It's worth noting that Half-Minute Hero: Super Mega Neo Climax Ultimate Boy doesn't allow you to change the resolution beyond running it in a windowed mode, which I'd actually urge you to do. The visuals, especially text, can appear slightly fuzzy when viewed in fullscreen, and it's a shame that the experience hasn't really been given a full HD makeover. Menus could have also used some attention, with the UI feeling a little cheap and tacky until you get into the game proper.
Value is also a relative term. Though the £14.99 price tag will grant you many hours of replayable fun in a variety of genres, it's essentially just a prettied-up port of the PSP original. If you played Half-Minute Hero on Sony's handheld, there'll be nothing particularly new for to experience here. I'd have liked to see the Japan-only sequel receive the localisation treatment, perhaps, or even a brand new game on current-gen handhelds. The time, as they say, is right.

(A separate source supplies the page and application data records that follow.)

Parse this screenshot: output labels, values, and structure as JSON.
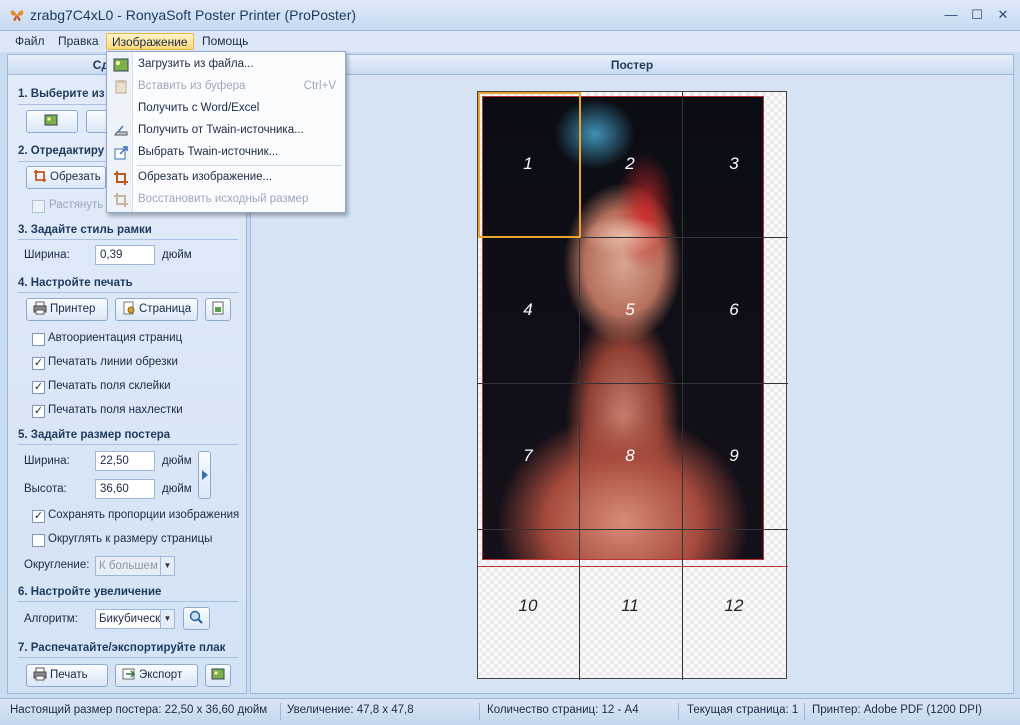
{
  "window": {
    "title": "zrabg7C4xL0 - RonyaSoft Poster Printer (ProPoster)",
    "minimize": "—",
    "maximize": "☐",
    "close": "✕"
  },
  "menubar": [
    "Файл",
    "Правка",
    "Изображение",
    "Помощь"
  ],
  "image_menu": {
    "items": [
      {
        "label": "Загрузить из файла...",
        "icon": "load-image-icon",
        "enabled": true
      },
      {
        "label": "Вставить из буфера",
        "shortcut": "Ctrl+V",
        "icon": "paste-icon",
        "enabled": false
      },
      {
        "label": "Получить с Word/Excel",
        "icon": "",
        "enabled": true
      },
      {
        "label": "Получить от Twain-источника...",
        "icon": "scanner-icon",
        "enabled": true
      },
      {
        "label": "Выбрать Twain-источник...",
        "icon": "select-source-icon",
        "enabled": true
      },
      {
        "label": "Обрезать изображение...",
        "icon": "crop-icon",
        "enabled": true
      },
      {
        "label": "Восстановить исходный размер",
        "icon": "restore-icon",
        "enabled": false
      }
    ]
  },
  "left_panel": {
    "header": "Сделай кла",
    "section1": "1. Выберите из",
    "section2": "2. Отредактиру",
    "crop_button": "Обрезать",
    "stretch_label": "Растянуть и",
    "section3": "3. Задайте стиль рамки",
    "frame_width_label": "Ширина:",
    "frame_width_value": "0,39",
    "unit": "дюйм",
    "section4": "4. Настройте печать",
    "printer_button": "Принтер",
    "page_button": "Страница",
    "auto_orient": "Автоориентация страниц",
    "print_cut_lines": "Печатать линии обрезки",
    "print_glue_margins": "Печатать поля склейки",
    "print_overlap_margins": "Печатать поля нахлестки",
    "section5": "5. Задайте размер постера",
    "width_label": "Ширина:",
    "width_value": "22,50",
    "height_label": "Высота:",
    "height_value": "36,60",
    "keep_proportions": "Сохранять пропорции изображения",
    "round_to_page": "Округлять к размеру страницы",
    "rounding_label": "Округление:",
    "rounding_value": "К большем",
    "section6": "6. Настройте увеличение",
    "algorithm_label": "Алгоритм:",
    "algorithm_value": "Бикубическ",
    "section7": "7. Распечатайте/экспортируйте плак",
    "print_button": "Печать",
    "export_button": "Экспорт"
  },
  "checkboxes": {
    "stretch": false,
    "auto_orient": false,
    "print_cut_lines": true,
    "print_glue_margins": true,
    "print_overlap_margins": true,
    "keep_proportions": true,
    "round_to_page": false
  },
  "right_panel": {
    "header": "Постер",
    "tiles": [
      "1",
      "2",
      "3",
      "4",
      "5",
      "6",
      "7",
      "8",
      "9",
      "10",
      "11",
      "12"
    ]
  },
  "status": {
    "real_size": "Настоящий размер постера: 22,50 x 36,60 дюйм",
    "zoom": "Увеличение: 47,8 x 47,8",
    "page_count": "Количество страниц: 12 - A4",
    "current_page": "Текущая страница: 1",
    "printer": "Принтер: Adobe PDF (1200 DPI)"
  },
  "colors": {
    "accent": "#e9a530",
    "frame": "#c9dcf2"
  }
}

PC players, on the other hand, can now enjoy the definitive version of a handheld classic.
- Hectic and cerebral take on classic JRPGs, shooters and more
- Charming visuals, humour and music
- Loads of content and campaigns, great value for newcomers
- Ugly Neo graphics mode
- Boring and functional front end, lack of resolutions
- Nothing new for franchise fans
The Short Version: If you have yet to experience the frantic hilarity and cerebral adventuring of Half-Minute Hero, Super Mega Neo Climax Ultimate Boy provides the definitive version of Marvelous Entertainment's quirky hybrid.